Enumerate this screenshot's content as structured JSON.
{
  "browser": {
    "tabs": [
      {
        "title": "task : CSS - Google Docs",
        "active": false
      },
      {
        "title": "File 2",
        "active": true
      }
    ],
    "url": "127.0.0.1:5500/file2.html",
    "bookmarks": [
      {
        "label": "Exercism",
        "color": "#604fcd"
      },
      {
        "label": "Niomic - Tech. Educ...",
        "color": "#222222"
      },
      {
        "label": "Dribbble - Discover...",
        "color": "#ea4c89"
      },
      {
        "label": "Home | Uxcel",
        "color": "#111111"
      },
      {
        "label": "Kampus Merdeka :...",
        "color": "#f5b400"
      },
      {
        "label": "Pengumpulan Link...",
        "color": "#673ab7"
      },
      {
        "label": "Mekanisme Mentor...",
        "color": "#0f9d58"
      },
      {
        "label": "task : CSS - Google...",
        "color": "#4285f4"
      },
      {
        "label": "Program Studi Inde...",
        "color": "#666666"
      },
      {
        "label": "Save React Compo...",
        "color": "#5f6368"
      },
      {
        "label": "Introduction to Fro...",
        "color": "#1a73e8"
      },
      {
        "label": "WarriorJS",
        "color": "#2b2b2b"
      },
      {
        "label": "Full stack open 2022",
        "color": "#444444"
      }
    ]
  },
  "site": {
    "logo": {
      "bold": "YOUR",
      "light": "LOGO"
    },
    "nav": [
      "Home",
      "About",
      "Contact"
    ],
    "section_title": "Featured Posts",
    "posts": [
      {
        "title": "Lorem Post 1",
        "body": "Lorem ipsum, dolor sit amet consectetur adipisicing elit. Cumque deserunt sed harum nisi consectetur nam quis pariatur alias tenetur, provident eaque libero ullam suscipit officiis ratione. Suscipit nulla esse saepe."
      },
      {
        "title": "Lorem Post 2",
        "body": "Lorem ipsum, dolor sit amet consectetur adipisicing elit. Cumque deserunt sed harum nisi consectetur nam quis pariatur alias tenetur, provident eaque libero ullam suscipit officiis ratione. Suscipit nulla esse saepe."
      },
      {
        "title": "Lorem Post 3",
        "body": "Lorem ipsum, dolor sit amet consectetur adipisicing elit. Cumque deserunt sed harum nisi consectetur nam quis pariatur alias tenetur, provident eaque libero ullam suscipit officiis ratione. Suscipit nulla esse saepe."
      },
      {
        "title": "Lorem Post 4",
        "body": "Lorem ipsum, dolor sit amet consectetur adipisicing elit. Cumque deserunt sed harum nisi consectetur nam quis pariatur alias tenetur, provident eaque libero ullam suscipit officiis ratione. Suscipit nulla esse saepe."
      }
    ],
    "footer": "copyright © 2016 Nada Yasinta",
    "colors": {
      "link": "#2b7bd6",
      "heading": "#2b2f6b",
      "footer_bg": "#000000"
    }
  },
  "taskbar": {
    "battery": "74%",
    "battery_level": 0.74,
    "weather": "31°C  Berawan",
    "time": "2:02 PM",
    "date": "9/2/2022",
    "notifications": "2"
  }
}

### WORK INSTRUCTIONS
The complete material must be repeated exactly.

### COMPLETED TASK
Enumerate this screenshot's content as structured JSON.
{
  "browser": {
    "tabs": [
      {
        "title": "task : CSS - Google Docs",
        "active": false
      },
      {
        "title": "File 2",
        "active": true
      }
    ],
    "url": "127.0.0.1:5500/file2.html",
    "bookmarks": [
      {
        "label": "Exercism",
        "color": "#604fcd"
      },
      {
        "label": "Niomic - Tech. Educ...",
        "color": "#222222"
      },
      {
        "label": "Dribbble - Discover...",
        "color": "#ea4c89"
      },
      {
        "label": "Home | Uxcel",
        "color": "#111111"
      },
      {
        "label": "Kampus Merdeka :...",
        "color": "#f5b400"
      },
      {
        "label": "Pengumpulan Link...",
        "color": "#673ab7"
      },
      {
        "label": "Mekanisme Mentor...",
        "color": "#0f9d58"
      },
      {
        "label": "task : CSS - Google...",
        "color": "#4285f4"
      },
      {
        "label": "Program Studi Inde...",
        "color": "#666666"
      },
      {
        "label": "Save React Compo...",
        "color": "#5f6368"
      },
      {
        "label": "Introduction to Fro...",
        "color": "#1a73e8"
      },
      {
        "label": "WarriorJS",
        "color": "#2b2b2b"
      },
      {
        "label": "Full stack open 2022",
        "color": "#444444"
      }
    ]
  },
  "site": {
    "logo": {
      "bold": "YOUR",
      "light": "LOGO"
    },
    "nav": [
      "Home",
      "About",
      "Contact"
    ],
    "section_title": "Featured Posts",
    "posts": [
      {
        "title": "Lorem Post 1",
        "body": "Lorem ipsum, dolor sit amet consectetur adipisicing elit. Cumque deserunt sed harum nisi consectetur nam quis pariatur alias tenetur, provident eaque libero ullam suscipit officiis ratione. Suscipit nulla esse saepe."
      },
      {
        "title": "Lorem Post 2",
        "body": "Lorem ipsum, dolor sit amet consectetur adipisicing elit. Cumque deserunt sed harum nisi consectetur nam quis pariatur alias tenetur, provident eaque libero ullam suscipit officiis ratione. Suscipit nulla esse saepe."
      },
      {
        "title": "Lorem Post 3",
        "body": "Lorem ipsum, dolor sit amet consectetur adipisicing elit. Cumque deserunt sed harum nisi consectetur nam quis pariatur alias tenetur, provident eaque libero ullam suscipit officiis ratione. Suscipit nulla esse saepe."
      },
      {
        "title": "Lorem Post 4",
        "body": "Lorem ipsum, dolor sit amet consectetur adipisicing elit. Cumque deserunt sed harum nisi consectetur nam quis pariatur alias tenetur, provident eaque libero ullam suscipit officiis ratione. Suscipit nulla esse saepe."
      }
    ],
    "footer": "copyright © 2016 Nada Yasinta",
    "colors": {
      "link": "#2b7bd6",
      "heading": "#2b2f6b",
      "footer_bg": "#000000"
    }
  },
  "taskbar": {
    "battery": "74%",
    "battery_level": 0.74,
    "weather": "31°C  Berawan",
    "time": "2:02 PM",
    "date": "9/2/2022",
    "notifications": "2"
  }
}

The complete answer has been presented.